> EXERCISE GOAL: Could you copy each line of the listing that holds "batch"?

• • •

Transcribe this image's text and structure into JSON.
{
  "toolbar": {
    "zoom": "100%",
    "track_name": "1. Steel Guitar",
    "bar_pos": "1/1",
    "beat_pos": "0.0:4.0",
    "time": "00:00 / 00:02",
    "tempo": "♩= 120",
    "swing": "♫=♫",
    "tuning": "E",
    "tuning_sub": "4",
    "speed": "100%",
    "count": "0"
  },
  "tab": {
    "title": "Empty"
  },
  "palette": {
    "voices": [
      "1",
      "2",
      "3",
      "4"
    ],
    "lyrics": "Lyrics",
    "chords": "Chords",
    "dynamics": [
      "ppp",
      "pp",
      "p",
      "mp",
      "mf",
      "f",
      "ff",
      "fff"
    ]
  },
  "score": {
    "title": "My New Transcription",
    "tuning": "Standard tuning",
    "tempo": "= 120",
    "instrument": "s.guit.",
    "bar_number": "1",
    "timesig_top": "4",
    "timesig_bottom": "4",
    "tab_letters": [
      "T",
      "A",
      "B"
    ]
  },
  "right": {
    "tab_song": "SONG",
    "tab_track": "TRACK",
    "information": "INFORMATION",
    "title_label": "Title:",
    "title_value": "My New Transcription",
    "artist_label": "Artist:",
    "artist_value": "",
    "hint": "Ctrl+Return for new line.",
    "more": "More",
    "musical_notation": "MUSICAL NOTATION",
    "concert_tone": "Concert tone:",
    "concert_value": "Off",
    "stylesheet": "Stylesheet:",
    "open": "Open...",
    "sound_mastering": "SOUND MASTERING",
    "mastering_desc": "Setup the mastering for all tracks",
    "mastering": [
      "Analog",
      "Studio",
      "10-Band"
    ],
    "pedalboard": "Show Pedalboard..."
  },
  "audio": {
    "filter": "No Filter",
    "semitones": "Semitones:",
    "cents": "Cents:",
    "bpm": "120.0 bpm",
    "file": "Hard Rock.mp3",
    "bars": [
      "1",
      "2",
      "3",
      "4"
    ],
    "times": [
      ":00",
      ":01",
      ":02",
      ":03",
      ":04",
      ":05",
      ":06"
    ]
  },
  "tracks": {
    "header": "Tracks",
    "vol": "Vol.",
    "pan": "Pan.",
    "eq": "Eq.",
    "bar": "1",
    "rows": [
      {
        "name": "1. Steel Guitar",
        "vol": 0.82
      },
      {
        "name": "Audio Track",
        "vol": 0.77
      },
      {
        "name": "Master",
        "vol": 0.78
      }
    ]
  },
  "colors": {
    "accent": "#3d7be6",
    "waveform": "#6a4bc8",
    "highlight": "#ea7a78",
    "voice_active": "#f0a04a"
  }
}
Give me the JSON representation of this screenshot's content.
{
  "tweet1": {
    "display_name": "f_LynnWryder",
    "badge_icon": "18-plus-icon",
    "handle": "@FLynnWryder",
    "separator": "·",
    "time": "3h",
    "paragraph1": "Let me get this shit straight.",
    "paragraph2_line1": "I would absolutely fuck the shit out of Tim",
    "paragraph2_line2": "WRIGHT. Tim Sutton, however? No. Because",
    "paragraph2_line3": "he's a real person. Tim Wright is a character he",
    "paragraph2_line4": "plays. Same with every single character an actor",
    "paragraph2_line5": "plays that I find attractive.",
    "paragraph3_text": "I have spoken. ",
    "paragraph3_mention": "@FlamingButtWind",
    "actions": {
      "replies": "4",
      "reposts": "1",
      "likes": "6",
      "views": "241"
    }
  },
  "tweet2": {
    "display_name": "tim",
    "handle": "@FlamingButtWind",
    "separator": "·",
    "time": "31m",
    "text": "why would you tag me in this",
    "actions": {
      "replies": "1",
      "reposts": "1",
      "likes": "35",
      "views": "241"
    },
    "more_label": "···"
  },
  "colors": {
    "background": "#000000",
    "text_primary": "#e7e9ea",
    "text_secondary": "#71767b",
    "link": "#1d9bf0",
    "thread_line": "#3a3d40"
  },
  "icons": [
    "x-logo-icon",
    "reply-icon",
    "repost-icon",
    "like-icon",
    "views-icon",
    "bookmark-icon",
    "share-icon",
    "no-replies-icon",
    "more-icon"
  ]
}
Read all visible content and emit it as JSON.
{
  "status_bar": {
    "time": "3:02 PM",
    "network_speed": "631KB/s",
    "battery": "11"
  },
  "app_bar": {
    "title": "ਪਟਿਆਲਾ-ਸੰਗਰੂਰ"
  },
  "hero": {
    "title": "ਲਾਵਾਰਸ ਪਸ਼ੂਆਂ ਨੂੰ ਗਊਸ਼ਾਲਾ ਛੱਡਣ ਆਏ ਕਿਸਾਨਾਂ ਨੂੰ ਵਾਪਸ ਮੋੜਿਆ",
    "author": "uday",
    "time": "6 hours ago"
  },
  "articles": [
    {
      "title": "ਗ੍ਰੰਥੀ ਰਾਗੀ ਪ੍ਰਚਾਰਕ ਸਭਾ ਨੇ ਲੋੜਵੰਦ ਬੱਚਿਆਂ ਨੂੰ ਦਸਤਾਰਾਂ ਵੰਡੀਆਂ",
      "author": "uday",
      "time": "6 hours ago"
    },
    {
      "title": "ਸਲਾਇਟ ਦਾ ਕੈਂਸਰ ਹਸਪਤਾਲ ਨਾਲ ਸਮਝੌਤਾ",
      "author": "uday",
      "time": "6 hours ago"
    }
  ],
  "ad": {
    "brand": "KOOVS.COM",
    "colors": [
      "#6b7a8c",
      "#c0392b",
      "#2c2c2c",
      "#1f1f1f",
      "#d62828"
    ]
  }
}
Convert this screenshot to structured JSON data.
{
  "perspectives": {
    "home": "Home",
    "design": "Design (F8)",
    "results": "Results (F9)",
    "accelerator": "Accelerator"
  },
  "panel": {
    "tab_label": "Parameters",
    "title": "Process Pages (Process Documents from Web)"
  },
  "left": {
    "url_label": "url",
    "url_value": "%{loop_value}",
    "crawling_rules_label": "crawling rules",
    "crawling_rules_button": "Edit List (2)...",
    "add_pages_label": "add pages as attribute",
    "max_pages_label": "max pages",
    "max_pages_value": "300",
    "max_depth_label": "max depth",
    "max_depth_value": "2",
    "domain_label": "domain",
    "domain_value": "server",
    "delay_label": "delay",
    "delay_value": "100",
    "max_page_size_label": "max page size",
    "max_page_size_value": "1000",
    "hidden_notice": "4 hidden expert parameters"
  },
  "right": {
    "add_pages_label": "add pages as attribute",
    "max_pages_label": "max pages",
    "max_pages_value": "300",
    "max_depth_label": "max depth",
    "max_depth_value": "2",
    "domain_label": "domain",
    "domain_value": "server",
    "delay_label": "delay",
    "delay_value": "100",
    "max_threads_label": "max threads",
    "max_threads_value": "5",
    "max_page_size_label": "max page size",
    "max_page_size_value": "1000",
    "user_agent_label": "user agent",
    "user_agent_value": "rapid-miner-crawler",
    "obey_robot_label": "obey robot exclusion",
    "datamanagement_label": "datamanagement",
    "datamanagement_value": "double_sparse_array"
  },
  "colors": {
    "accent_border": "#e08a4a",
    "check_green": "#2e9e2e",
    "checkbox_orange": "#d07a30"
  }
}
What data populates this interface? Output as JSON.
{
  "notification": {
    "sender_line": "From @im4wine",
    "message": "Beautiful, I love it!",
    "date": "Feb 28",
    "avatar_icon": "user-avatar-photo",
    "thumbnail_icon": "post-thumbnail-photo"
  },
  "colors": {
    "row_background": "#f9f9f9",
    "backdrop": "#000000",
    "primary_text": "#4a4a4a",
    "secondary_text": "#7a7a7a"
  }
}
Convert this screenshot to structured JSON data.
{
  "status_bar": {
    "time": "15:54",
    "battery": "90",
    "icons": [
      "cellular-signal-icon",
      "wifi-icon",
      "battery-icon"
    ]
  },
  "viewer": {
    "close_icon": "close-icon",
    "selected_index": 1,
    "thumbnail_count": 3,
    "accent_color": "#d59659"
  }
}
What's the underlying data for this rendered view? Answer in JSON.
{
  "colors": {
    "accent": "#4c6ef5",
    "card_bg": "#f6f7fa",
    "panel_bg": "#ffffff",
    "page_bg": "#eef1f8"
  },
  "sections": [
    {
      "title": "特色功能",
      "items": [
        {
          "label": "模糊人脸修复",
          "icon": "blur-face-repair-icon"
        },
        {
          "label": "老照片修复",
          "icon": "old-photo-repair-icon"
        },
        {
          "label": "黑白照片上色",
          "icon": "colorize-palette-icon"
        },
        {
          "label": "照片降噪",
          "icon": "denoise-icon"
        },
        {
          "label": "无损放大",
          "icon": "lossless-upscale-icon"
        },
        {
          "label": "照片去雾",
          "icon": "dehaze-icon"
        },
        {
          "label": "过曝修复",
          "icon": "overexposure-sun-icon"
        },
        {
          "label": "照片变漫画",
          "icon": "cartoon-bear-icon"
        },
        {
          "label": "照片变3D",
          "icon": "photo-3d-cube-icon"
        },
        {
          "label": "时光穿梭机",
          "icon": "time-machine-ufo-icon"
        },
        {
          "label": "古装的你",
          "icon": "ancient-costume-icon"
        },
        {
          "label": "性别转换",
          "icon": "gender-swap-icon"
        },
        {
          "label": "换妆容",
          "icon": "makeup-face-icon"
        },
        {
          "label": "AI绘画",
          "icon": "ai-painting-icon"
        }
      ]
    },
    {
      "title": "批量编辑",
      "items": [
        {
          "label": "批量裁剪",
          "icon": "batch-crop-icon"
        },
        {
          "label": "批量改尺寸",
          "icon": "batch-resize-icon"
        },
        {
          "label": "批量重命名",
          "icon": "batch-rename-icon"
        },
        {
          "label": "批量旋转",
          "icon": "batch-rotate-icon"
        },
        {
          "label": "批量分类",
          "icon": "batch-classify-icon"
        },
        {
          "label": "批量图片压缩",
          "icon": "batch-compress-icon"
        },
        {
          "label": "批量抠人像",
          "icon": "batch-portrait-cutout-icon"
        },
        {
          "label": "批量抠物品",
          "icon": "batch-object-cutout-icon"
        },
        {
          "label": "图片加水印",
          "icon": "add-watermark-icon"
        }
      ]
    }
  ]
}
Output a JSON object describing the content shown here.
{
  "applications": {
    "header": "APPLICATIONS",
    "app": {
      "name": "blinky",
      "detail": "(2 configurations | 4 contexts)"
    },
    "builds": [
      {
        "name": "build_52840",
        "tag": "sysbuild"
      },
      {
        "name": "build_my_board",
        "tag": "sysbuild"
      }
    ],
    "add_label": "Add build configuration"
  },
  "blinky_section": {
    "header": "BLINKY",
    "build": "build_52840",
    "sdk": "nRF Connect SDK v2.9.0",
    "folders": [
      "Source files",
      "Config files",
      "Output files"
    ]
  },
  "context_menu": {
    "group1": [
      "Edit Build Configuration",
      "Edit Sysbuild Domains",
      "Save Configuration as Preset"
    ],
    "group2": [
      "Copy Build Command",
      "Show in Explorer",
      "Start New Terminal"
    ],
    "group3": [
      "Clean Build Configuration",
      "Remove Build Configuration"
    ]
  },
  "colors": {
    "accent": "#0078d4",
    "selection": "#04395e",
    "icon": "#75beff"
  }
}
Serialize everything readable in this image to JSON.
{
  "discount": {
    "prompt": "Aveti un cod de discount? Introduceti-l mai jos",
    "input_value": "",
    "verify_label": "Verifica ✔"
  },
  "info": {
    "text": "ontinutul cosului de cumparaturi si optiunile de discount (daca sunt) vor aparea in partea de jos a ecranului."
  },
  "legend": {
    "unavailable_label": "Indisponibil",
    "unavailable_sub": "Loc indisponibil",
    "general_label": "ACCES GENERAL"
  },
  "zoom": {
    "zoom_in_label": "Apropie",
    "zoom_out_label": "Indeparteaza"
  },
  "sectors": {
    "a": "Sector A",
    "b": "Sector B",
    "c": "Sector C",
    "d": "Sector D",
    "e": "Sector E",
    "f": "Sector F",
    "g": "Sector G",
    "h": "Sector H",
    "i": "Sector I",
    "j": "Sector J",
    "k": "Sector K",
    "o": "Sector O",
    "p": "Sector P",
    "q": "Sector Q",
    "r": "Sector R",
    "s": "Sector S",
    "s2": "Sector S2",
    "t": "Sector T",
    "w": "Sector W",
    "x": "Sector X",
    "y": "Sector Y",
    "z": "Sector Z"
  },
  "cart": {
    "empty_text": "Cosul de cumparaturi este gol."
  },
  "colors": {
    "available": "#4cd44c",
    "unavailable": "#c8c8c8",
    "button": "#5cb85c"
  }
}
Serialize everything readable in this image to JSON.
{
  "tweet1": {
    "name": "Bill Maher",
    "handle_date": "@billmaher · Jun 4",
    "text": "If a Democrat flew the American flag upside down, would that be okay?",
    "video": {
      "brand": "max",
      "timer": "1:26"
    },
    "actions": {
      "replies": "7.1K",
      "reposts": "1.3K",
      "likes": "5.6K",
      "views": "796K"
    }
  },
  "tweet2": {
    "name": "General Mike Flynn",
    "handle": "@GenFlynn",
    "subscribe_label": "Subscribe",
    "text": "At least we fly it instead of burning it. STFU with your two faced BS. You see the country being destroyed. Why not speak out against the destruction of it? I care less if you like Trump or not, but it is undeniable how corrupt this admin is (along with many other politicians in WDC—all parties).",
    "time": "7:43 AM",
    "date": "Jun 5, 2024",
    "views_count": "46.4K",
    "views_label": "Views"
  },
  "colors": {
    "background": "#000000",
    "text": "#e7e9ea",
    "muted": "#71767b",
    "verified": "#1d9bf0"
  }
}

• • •

> RESPONSE TO THE EXERCISE:
          "icon": "batch-crop-icon"
          "icon": "batch-resize-icon"
          "icon": "batch-rename-icon"
          "icon": "batch-rotate-icon"
          "icon": "batch-classify-icon"
          "icon": "batch-compress-icon"
          "icon": "batch-portrait-cutout-icon"
          "icon": "batch-object-cutout-icon"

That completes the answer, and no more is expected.